When Dasha Zhukova released her debut issue of Garage magazine during fashion week last September, The New York Times called it “one of the most intriguing magazines to come along in years.” To jog your memory, recall that cover (there were three different ones) lensed by Hedi Slimane, featuring the lower half of a nude model with a peel-off Damien Hirst sticker on her crotch. One year later, she’s got issue number three ready to hit newsstands September 10. The theme, it would appear, is a little less provocative: time.

“Our themes in the past were not risqué just for the sake of it—it was more that we focused on subject matter that we thought resonated,” she tells “We decided to focus on ‘time’ as our theme as it seems to be the one thing that everyone is either trying to buy more of or rush their way through with the increasing presence of technology in our everyday lives. From our obsession with defying the effects of aging to the stress of deadlines that loom in our careers to things as seemingly trivial as arriving ‘fashionably late,’ time touches all aspects of our lives.”

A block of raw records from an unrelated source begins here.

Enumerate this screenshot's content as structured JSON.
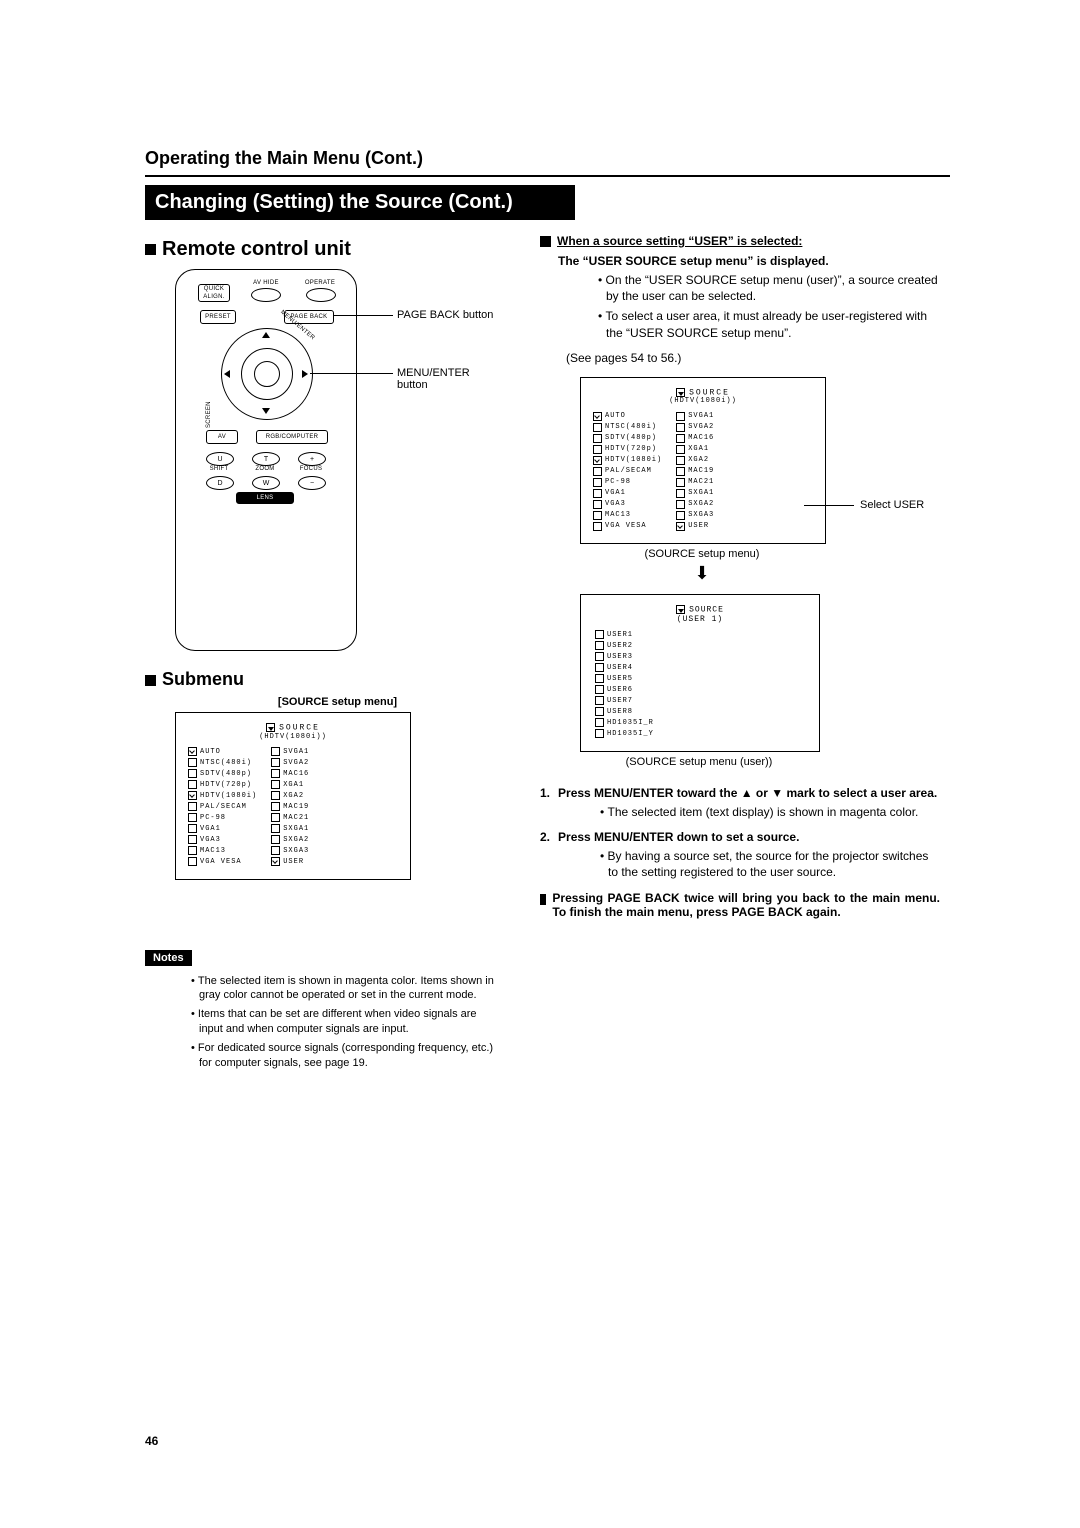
{
  "header": {
    "section_title": "Operating the Main Menu (Cont.)",
    "banner": "Changing (Setting) the Source (Cont.)"
  },
  "left": {
    "remote_heading": "Remote control unit",
    "remote_buttons": {
      "quick_align": "QUICK\nALIGN.",
      "av_hide": "AV HIDE",
      "operate": "OPERATE",
      "preset": "PRESET",
      "page_back_btn": "PAGE BACK",
      "menu_enter_ring": "MENU/ENTER",
      "screen_label": "SCREEN",
      "av": "AV",
      "rgb_computer": "RGB/COMPUTER",
      "u": "U",
      "t": "T",
      "plus": "+",
      "shift": "SHIFT",
      "zoom": "ZOOM",
      "focus": "FOCUS",
      "d": "D",
      "w": "W",
      "minus": "−",
      "lens": "LENS"
    },
    "callout_page_back": "PAGE BACK button",
    "callout_menu_enter": "MENU/ENTER button",
    "submenu_heading": "Submenu",
    "source_menu_label": "[SOURCE setup menu]",
    "source_menu": {
      "title": "SOURCE",
      "subtitle": "(HDTV(1080i))",
      "left_items": [
        "AUTO",
        "NTSC(480i)",
        "SDTV(480p)",
        "HDTV(720p)",
        "HDTV(1080i)",
        "PAL/SECAM",
        "PC-98",
        "VGA1",
        "VGA3",
        "MAC13",
        "VGA VESA"
      ],
      "right_items": [
        "SVGA1",
        "SVGA2",
        "MAC16",
        "XGA1",
        "XGA2",
        "MAC19",
        "MAC21",
        "SXGA1",
        "SXGA2",
        "SXGA3",
        "USER"
      ]
    },
    "notes_label": "Notes",
    "notes": [
      "The selected item is shown in magenta color. Items shown in gray color cannot be operated or set in the current mode.",
      "Items that can be set are different when video signals are input and when computer signals are input.",
      "For dedicated source signals (corresponding frequency, etc.) for computer signals, see page 19."
    ]
  },
  "right": {
    "when_selected": "When a source setting “USER” is selected:",
    "user_displayed": "The “USER SOURCE setup menu” is displayed.",
    "bullets1": [
      "On the “USER SOURCE setup menu (user)”, a source created by the user can be selected.",
      "To select a user area, it must already be user-registered with the “USER SOURCE setup menu”."
    ],
    "see_pages": "(See pages 54 to 56.)",
    "select_user_callout": "Select USER",
    "menu1_caption": "(SOURCE setup menu)",
    "menu2_caption": "(SOURCE setup menu (user))",
    "user_menu": {
      "title": "SOURCE",
      "subtitle": "(USER 1)",
      "items": [
        "USER1",
        "USER2",
        "USER3",
        "USER4",
        "USER5",
        "USER6",
        "USER7",
        "USER8",
        "HD1035I_R",
        "HD1035I_Y"
      ]
    },
    "steps": [
      {
        "num": "1.",
        "head": "Press MENU/ENTER toward the ▲ or ▼ mark to select a user area.",
        "sub": [
          "The selected item (text display) is shown in magenta color."
        ]
      },
      {
        "num": "2.",
        "head": "Press MENU/ENTER down to set a source.",
        "sub": [
          "By having a source set, the source for the projector switches to the setting registered to the user source."
        ]
      }
    ],
    "pageback_final": "Pressing PAGE BACK twice will bring you back to the main menu. To finish the main menu, press PAGE BACK again."
  },
  "page_number": "46"
}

Zhukova brought on the likes of photographers Nick Knight and Juergen Teller to interpret time for the five different covers, all linked to an editorial inside the issue. Knight did a Lichtenstein-inspired shoot with Lindsey Wixson, with text captions by Perez Hilton. “Nick Knight’s shoot and collaboration with Perez takes traditional pop art to the contemporary extreme. It takes an aesthetic that feels almost classical to today’s generation and frames it timelessly with the use of today’s digital shorthand,” she explains. Teller, for his part, photographed the oldest tree in the world with Spanish actress Rossy de Palma as his model. The other three covers include works by artists Michael Elmgreen and Ingar Dragset, John Currin, and a limited-edition vinyl record with a conversation between Marc Jacobs and Currin. Here, has an exclusive first look at the Knight (pictured, above) and the Teller (pictured, below) covers.

Photos: Courtesy of Garage

Breaking Down the Fall Campaigns


The Fall ’12 campaigns started trickling in with magazines’ July issues, and there has been a spate of new ads in the recent August glossies. From a model’s standpoint, landing a campaign is the holy grail in terms of both money and prestige. The reason girls walk in runway shows to begin with (catwalk turns are notoriously underpaid or paid in trade) is to get noticed by the designers, stylists, and photographers who could potentially turn them into a billboard or the face on the side of a bus. Aside from Kate Moss (pictured, above), who appears in the latest from Salvatore Ferragamo (lensed by Mikael Jansson), and Daria Werbowy‘s reprisal at Céline (Juergen Teller previously shot her for Spring ’11), this season has really been about fueling up-and-comers. Case in point: Elza Luijendijk, whose Prada runway exclusive eventually turned into a spot in the coveted campaign shot by Steven Meisel. The 16-year-old Dutch beauty also wowed in Versace’s Fall gothic-chic series with the help of Mert Alas and Marcus Piggott (pictured, below). Kati Nescher has been a huge success story this year, and she scooped up contracts with Chanel and Nina Ricci (and we’re guessing more are on the way in the not-so-distant future).

Overall, the general trend in fresh faces is: The newer they are, the more designers pack in together. Marc Jacobs, Balenciaga, Louis Vuitton, Dolce & Gabbana, and Etro have all put out multi-girl images. The Balenciaga pack is completely unknown: Julier Bugge, Linn Arvidsson, Juliet Ingleby, Anniek Kortleve, and Sophie Hirschfelder—even the most diligent model watchers have no idea who these girls are, but Nicolas Ghesquière always loves to throw us a few head-scratchers. On the other hand, Dolce & Gabbana perfectly cast the more recognizable Italian trifecta of Bianca Balti, Bianca Brandolini d’Adda, and Monica Belluci for its Fall ads.

Photos: Courtesy of Salvatore Ferragamo; Courtesy of Versace